What if our children saw us respond to this crisis with maturity, sanity, and integrity?
It occurred to me also, holding Being the Change in my hands on that smoke-immersed train with my beloved child beside me, that Peter Kalmus has provided us with a different blueprint, and he’s shown through his own experimentation that we have the capacity to choose it, and to use it. On the cusp of climate catastrophe, we are neither choiceless nor powerless.
|The gloaming in the desert: Wadi Rum|
At bottom, I read Being the Change as the testament of a father trying to do right by his kids—a testament that leaves me with a much different set of questions about the psychic wellness of our children: In the face of the climate emergency, what would it do to their psyches to see us, their parents and other adult caregivers, pouring our hearts into the work of personal and societal transformation, on behalf of people we will never meet?
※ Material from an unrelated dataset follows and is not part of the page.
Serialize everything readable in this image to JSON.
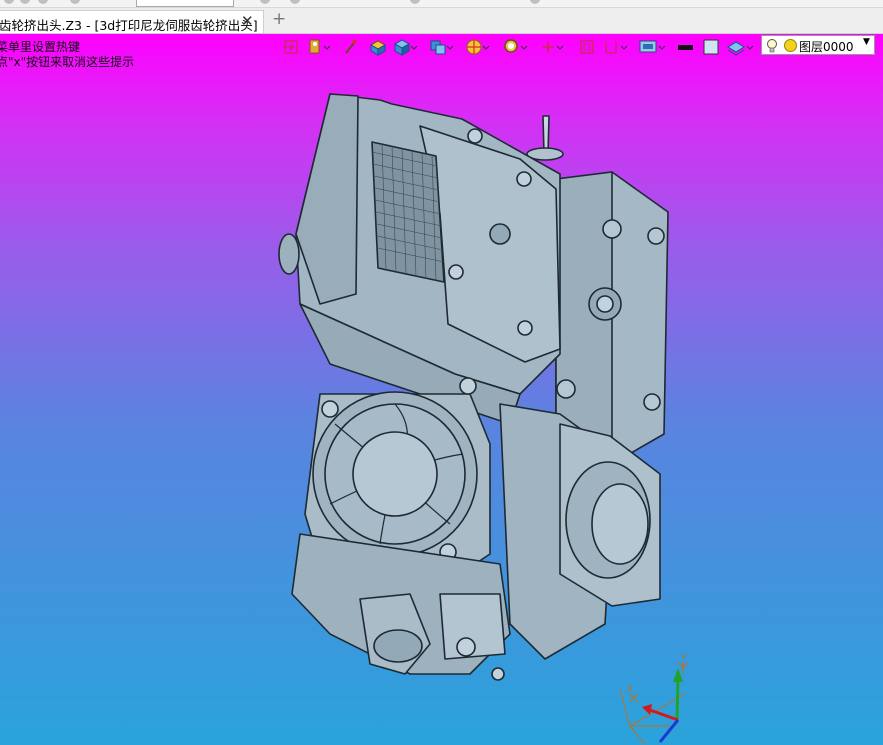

On behalf of all other living beings, the rivers and trees and soil? What if our children saw us respond to this crisis with maturity, sanity, and integrity? With the flexible stability of Gibran’s bow? What would it do to them, for them, if we came into resonance with our own souls?
(Chris Moore-Backman and his daughter recently attended the hearing at the Ninth Circuit where children are suing the U.S. government for its irresponsibility on climate action.)
I shared Moore-Backman’s article with my son, a research physicist. This is what he replied: “For the last three or four years, I’ve been thinking that the increased craziness of youngsters, certainly influenced by the increasing craziness of adults, must also be due to the demonstrated lack of care adults show for their children’s and future generations, evidenced by their lack of care for the environment and inability to mitigate climate change.” Perhaps I had my son and everyone’s sons and daughters in mind when I decided at the time of the Fukushima catastrophe to ditch my car and proceed on foot. I do not yet use a cane; on bad balance days, I resort to hiking poles.
1. Take the train. (Make sure the tracks are clear.) Don’t fly (burning jet fuel is highly carbon intensive.)
2. Take public transportation. (Or walk.) Don’t drive. If you must drive, car pool, stock pile errands.
3. Take taxis when you’re in a hurry. Slow down. Ditch your car.
4. Turn off the lights when not in use.
5. Reduce your garbage output to compost, and no more than 1 cubic foot per week. Avoid bulky packaging.
6. Buy organic. Patronize farmer’s markets.
7. Walk lightly. Leave a small footprint on the Earth.
8. Add to this list.